Several questions ;) Let me go one by one.
The correct NPV formula closer to what you reported is:
NPV = -Initial Investment + (FCF/Discount Rate)
Where FCF= Free cash flow of the project generated in one year (I guess that’s what you mean by Future Value of Money). Note that this formula assumes that (i) every year you will generate the same FCF and (ii) you will generate FCF forever with that project.
2) RULE OF 72
With the Rule of 72 you can calculate the time to double for a variable. The formula is:
Time to double = 72/r
Where r=discount rate*100 (so if the discount rate is say 15%, r=15).
From a theoretical point of view, the discount rate is normally approximated with the WACC of the company (Weighted Average Cost of Capital), which can be computed as follows:
WACC = Re x E/V + Rd x (1 - corporate tax rate) x D/V.
Re= Cost of Equity
Rd= Cost of Debt
V= Total Value (E+D)
In practical terms, this is normally assumed to be 5% or 10% for simplicity in a case.
4) CASE QUESTION
I guess what they meant was that profits, not revenues, are going to be received in 6 years.
Given the WACC is 12%, if you apply the rule of 72 using the WACC as the discount rate, you will find that the returns of the project will double indeed in exactly 6 years (72/12=6 – see formula above).
So this means that if you have X in year zero and grow by 12% per year, this will be worth 2X in 6 years.

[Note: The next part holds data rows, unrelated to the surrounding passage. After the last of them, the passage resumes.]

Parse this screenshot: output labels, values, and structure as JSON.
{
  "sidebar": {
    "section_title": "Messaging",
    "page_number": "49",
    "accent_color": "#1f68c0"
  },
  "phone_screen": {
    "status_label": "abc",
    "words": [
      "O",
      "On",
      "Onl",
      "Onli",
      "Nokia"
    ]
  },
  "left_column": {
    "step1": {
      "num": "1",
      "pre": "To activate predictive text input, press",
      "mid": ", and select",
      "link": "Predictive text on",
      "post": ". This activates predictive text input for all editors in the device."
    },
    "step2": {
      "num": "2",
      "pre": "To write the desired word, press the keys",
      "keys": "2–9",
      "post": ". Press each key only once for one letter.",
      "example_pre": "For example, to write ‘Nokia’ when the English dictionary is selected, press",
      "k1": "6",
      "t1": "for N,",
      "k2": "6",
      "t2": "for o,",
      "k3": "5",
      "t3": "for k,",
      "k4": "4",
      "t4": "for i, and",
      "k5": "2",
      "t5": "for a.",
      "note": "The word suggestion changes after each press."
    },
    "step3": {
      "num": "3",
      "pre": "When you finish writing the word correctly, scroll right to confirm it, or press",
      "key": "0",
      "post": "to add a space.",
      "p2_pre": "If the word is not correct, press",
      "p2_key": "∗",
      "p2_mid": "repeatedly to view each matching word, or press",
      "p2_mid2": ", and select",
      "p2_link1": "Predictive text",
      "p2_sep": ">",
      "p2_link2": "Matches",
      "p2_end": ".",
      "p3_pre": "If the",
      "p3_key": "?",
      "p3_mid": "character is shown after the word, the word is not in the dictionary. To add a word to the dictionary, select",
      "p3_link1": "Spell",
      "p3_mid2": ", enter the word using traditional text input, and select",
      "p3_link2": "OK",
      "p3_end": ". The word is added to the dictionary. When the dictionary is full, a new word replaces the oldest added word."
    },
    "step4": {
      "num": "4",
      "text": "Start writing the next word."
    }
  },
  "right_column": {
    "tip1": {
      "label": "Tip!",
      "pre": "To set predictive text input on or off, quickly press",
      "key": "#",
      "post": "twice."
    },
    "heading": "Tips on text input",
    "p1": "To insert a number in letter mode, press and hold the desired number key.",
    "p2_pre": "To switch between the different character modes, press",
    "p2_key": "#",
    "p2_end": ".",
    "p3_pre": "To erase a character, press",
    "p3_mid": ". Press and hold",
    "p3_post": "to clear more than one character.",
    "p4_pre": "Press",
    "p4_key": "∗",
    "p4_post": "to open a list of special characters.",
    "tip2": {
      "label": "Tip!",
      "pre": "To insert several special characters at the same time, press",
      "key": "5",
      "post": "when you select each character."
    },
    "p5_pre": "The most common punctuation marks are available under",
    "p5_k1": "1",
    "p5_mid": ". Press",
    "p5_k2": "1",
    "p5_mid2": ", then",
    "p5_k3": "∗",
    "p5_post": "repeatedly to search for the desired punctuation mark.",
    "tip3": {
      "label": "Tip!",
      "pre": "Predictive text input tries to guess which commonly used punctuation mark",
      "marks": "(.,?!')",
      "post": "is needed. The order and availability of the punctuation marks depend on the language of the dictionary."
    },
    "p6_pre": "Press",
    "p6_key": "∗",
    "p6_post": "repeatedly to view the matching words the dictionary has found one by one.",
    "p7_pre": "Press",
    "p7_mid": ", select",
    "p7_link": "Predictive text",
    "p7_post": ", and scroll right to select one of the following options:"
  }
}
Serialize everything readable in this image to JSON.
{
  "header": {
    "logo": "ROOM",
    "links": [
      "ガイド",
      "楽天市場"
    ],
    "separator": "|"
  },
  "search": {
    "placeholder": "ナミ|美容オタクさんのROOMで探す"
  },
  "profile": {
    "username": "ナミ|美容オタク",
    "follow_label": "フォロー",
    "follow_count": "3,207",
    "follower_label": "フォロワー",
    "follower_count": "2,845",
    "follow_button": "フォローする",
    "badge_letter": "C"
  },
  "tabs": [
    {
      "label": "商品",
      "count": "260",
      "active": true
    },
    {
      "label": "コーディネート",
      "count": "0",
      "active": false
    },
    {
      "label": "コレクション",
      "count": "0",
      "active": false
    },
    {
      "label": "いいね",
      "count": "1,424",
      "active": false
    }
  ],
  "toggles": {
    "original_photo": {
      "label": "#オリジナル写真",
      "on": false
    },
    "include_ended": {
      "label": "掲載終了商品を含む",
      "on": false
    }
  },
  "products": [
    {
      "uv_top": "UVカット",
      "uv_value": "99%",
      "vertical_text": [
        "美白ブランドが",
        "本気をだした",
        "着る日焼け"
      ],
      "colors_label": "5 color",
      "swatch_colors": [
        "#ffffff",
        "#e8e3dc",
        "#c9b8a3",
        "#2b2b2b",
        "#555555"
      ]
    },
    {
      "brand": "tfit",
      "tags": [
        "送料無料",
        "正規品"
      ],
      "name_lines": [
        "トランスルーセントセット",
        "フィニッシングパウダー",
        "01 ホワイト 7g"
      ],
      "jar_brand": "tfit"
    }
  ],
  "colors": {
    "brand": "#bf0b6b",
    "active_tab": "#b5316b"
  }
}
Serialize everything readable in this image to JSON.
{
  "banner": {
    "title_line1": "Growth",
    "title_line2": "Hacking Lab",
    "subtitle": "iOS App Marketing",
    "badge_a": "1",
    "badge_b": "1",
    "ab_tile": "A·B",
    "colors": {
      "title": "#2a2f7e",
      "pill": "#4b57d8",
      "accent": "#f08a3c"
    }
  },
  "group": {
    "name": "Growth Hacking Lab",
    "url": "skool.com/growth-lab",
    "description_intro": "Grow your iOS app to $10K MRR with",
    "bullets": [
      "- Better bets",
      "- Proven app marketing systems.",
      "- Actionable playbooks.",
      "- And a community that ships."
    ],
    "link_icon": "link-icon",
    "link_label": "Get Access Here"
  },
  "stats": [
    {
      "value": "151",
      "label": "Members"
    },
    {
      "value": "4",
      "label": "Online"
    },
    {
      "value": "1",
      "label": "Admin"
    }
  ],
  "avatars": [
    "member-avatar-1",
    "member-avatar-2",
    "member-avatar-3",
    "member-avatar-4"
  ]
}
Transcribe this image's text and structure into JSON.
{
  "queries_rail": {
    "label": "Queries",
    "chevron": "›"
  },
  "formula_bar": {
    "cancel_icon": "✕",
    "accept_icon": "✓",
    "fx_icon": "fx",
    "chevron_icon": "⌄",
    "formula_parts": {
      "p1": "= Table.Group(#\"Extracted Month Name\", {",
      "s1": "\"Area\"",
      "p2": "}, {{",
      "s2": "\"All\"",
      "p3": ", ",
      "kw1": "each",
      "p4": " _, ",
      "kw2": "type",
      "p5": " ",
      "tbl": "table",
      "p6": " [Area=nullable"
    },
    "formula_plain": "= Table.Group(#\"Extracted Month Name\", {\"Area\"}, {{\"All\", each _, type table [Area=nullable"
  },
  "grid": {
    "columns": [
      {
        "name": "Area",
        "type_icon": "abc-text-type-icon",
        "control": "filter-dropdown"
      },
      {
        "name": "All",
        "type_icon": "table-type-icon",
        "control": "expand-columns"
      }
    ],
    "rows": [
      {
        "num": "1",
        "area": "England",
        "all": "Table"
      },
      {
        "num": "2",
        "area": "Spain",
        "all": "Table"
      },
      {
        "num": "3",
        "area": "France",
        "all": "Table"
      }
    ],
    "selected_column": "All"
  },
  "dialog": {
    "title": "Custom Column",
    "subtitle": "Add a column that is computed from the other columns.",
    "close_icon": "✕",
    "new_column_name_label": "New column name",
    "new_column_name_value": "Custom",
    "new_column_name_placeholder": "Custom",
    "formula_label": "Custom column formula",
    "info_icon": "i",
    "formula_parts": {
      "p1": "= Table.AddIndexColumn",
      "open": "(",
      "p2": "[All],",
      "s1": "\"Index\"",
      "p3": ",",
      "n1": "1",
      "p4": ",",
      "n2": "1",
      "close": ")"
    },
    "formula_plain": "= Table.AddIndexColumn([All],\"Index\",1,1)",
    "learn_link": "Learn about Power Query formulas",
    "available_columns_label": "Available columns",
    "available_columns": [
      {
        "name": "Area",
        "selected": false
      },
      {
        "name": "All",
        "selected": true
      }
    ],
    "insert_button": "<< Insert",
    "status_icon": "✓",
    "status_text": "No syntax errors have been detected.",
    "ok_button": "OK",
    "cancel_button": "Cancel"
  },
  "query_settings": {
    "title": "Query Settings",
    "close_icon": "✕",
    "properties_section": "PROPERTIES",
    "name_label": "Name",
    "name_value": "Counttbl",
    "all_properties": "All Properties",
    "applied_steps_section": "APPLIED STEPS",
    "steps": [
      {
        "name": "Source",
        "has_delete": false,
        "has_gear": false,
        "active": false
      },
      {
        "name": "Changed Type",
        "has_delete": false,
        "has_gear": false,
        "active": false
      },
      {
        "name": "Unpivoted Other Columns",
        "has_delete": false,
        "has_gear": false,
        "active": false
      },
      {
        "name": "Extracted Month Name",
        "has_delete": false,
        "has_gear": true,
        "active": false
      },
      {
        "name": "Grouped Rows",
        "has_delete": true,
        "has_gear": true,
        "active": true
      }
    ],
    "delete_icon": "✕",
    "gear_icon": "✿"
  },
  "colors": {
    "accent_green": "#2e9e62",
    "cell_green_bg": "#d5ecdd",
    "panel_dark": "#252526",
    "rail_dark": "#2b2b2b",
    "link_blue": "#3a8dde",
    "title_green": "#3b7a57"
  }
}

Given in this case you have 354M in 6 years, 354M = 2X, so X (value today of that return) is 177M.
For more information on the other variables, you can refer to the following answer that goes more into detail:
Hope this helps,